March 13, 2017; Plaintiffs Third Request for Production of
Documents on March 31, 2017; and Plaintiffs Request For
Production of Documents and Discovery Second Set of
Production of Documents and Discovery on April 3, 2017. (ECF
No. 74, ¶4). Therefore, Defendants claim that they owe
no outstanding discovery responses to Edwards. Defendants
also note that Edwards has propounded seventy-nine requests
for production. (ECF No. 74, ¶4). Defendants claim that
Edwards has not demonstrated good cause to increase the
number of discovery requests and that Edwards' requests
attempt to broaden the scope of discovery to matters beyond
his allegations that Defendants retaliated against him. (ECF
No.74, ¶¶5, 6).
Court holds that, based upon the evidence before the Court,
Defendants have responded to Edwards' discovery requests.
Edwards identifies documents he wants, but fails to establish
where he requested those documents. Edwards must outline the
specific request that corresponds to the documents he claims
Defendants did not produce. Therefore, the Court denies,
without prejudice Edwards' Motions for Disclosure.
a party must show "good cause or other legal
justification" to increase the number of discovery
requests permitted under the federal rules. Woodmen of
the World Life Ins. Soc. v. U.S. Bank. Nat. Ass'n,
No. 8:09cv407, 2012 WL 1637246, *1 (D. Neb. May 7, 2012). At
this point, the Court finds that Edwards has not demonstrated
good cause for propounding additional requests. Edwards has
already propounded seventy-nine (79), which is far in excess
of the number allowed under the Federal Rules. Edwards has
not shown how these additional requests are necessary for him
to litigate his case. Likewise, several of his requests seem
to be too far afield from the crux of his litigation against

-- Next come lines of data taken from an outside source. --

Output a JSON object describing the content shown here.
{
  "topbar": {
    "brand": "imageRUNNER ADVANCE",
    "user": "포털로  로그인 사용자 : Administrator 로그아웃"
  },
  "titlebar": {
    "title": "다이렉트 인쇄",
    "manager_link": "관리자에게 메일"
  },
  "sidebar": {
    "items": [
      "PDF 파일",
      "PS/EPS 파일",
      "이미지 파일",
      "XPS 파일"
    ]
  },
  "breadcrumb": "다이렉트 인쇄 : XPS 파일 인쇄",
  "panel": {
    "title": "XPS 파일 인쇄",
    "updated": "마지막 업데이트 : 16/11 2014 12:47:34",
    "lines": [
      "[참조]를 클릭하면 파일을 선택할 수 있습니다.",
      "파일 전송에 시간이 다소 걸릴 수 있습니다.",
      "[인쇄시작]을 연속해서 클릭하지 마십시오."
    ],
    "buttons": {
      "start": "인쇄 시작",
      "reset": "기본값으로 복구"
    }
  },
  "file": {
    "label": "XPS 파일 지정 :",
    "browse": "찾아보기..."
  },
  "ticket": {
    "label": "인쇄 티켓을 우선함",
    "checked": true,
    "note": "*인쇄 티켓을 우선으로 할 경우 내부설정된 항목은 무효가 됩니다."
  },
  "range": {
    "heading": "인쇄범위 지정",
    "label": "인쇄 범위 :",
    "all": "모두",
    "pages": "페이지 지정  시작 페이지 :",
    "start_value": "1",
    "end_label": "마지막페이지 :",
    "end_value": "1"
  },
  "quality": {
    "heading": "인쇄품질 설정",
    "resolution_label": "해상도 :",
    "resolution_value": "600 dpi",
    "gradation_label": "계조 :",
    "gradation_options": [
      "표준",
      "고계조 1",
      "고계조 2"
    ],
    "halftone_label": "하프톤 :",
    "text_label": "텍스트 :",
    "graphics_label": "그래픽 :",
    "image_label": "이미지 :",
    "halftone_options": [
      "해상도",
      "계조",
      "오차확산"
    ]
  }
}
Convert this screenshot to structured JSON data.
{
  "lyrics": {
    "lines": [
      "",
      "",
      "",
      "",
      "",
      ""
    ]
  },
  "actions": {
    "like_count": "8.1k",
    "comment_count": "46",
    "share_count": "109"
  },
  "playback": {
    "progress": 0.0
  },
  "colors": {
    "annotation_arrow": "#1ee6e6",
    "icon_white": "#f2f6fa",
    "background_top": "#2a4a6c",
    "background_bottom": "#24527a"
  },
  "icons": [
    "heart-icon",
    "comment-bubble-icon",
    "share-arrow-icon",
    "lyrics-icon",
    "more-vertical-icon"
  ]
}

Defendants. Therefore, the Court denies, without prejudice,
Edwards' request for additional discovery requests.
Edwards may submit additional requests for ...